MyIDEAS: Login to save this paper or follow this series

Wage and Price Dynamics in Portugal

  • Carlos Robalo Marques

This paper investigates the persistence of aggregate wages and prices in Portugal assuming a model of a unionized economy with imperfect competition. An impulse response analysis is conducted where the structural shocks are identified by taking into account the long-run properties of the model, as well as the cointegrating and weak-exogeneity properties of the system. Real wages and wage inflation emerge as especially persistent following an import price shock, while price inflation is more persistent following an unemployment shock. At the business cycle horizon variation in the forecast errors of wages is attributable mainly to unemployment shocks (about 80 percent), whereas variation in the forecast errors of prices is attributable mainly to import price shocks (about 60 percent) and to unemployment shocks (around 20 percent). Productivity shocks explain somewhat less than 10 percent of the variation in forecast errors of wages and prices.

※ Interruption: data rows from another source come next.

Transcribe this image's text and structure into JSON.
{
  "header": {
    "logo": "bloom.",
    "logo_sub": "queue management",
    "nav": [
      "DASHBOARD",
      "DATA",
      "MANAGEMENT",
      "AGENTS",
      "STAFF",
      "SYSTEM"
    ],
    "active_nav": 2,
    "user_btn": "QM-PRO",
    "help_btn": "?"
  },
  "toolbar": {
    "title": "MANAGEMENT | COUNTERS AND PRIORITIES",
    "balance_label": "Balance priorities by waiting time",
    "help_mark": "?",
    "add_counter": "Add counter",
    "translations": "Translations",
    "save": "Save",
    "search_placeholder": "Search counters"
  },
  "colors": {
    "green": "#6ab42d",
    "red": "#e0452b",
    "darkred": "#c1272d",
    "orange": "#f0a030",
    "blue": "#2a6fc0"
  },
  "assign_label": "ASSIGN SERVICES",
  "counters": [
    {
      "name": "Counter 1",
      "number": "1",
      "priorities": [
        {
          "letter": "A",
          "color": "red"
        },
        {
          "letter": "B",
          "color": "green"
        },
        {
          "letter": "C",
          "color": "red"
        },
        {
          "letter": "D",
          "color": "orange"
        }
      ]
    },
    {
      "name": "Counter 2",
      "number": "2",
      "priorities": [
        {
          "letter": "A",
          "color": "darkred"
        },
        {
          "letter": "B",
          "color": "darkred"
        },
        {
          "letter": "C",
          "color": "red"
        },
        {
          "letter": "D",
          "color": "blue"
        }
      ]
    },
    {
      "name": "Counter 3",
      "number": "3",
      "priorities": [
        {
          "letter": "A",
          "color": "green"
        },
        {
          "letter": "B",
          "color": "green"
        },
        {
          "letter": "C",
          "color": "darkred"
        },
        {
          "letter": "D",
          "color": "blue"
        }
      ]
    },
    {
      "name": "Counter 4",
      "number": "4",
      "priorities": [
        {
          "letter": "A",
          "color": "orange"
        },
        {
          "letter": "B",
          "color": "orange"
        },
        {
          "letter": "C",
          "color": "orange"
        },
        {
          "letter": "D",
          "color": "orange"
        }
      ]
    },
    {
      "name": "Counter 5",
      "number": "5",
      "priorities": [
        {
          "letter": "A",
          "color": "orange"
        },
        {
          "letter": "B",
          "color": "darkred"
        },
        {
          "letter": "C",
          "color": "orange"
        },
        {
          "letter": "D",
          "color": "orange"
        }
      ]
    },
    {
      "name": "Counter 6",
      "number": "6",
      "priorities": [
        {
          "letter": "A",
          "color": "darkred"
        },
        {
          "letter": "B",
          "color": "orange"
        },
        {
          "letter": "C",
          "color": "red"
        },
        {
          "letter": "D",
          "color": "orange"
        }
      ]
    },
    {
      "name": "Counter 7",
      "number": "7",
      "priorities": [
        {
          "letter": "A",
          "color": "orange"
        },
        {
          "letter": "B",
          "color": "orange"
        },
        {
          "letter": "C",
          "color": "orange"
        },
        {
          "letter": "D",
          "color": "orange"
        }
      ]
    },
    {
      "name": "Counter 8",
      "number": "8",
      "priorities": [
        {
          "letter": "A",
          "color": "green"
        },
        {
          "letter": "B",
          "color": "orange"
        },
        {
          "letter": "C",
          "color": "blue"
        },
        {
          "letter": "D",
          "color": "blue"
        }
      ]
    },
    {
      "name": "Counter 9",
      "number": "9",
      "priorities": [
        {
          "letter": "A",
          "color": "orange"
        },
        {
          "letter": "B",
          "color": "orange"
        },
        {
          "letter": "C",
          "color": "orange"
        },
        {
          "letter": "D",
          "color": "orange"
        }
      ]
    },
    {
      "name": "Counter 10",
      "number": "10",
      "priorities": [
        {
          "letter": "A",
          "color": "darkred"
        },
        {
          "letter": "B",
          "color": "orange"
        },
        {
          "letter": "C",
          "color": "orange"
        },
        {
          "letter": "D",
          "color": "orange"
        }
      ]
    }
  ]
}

If you experience problems downloading a file, check if you have the proper application to view it first. In case of further problems read the IDEAS help page. Note that these files are not on the IDEAS site. Please be patient as the files may be large.

File URL:
Download Restriction: no

Paper provided by Banco de Portugal, Economics and Research Department in its series Working Papers with number w200815.

in new window

Date of creation: 2008
Date of revision:
Handle: RePEc:ptu:wpaper:w200815
Contact details of provider: Postal: R. do Ouro, 27, 1100 LISBOA
Phone: 21 321 32 00
Fax: 21 346 48 43
Web page:

More information through EDIRC

References listed on IDEAS
Please report citation or reference errors to , or , if you are the registered author of the cited work, log in to your RePEc Author Service profile, click on "citations" and make appropriate adjustments.:

as in new window
  1. Marcellino, Massimiliano & Mizon, Grayham E., 2000. "Modelling shifts in the wage-price and unemployment-inflation relationships in Italy, Poland and the UK," Economic Modelling, Elsevier, vol. 17(3), pages 387-413, August.
  2. Blanchard, Olivier & Wolfers, Justin, 2000. "The Role of Shocks and Institutions in the Rise of European Unemployment: The Aggregate Evidence," Economic Journal, Royal Economic Society, vol. 110(462), pages C1-33, March.
  3. Sven W. Arndt & J. David Richardson, 1987. "Real-Financial Linkages Among Open Economies," NBER Working Papers 2230, National Bureau of Economic Research, Inc.
  4. DREZE, Jacques & BEAN, Charles, 1990. "Europe's employment problem: Introduction and synthesis," CORE Discussion Papers 1990041, Université catholique de Louvain, Center for Operations Research and Econometrics (CORE).
Full references (including those not matched with items on IDEAS)

This item is not listed on Wikipedia, on a reading list or among the top items on IDEAS.

When requesting a correction, please mention this item's handle: RePEc:ptu:wpaper:w200815. See general information about how to correct material in RePEc.

For technical questions regarding this item, or to correct its authors, title, abstract, bibliographic or download information, contact: (DEE-NTDD)

If you have authored this item and are not yet registered with RePEc, we encourage you to do it here. This allows to link your profile to this item. It also allows you to accept potential citations to this item that we are uncertain about.

If references are entirely missing, you can add them using this form.

If the full references list an item that is present in RePEc, but the system did not link to it, you can help with this form.

If you know of missing items citing this one, you can help us creating those links by adding the relevant references in the same way as above, for each refering item. If you are a registered author of this item, you may also want to check the "citations" tab in your profile, as there may be some citations waiting for confirmation.

Please note that corrections may take a couple of weeks to filter through the various RePEc services.

This information is provided to you by IDEAS at the Research Division of the Federal Reserve Bank of St. Louis using RePEc data.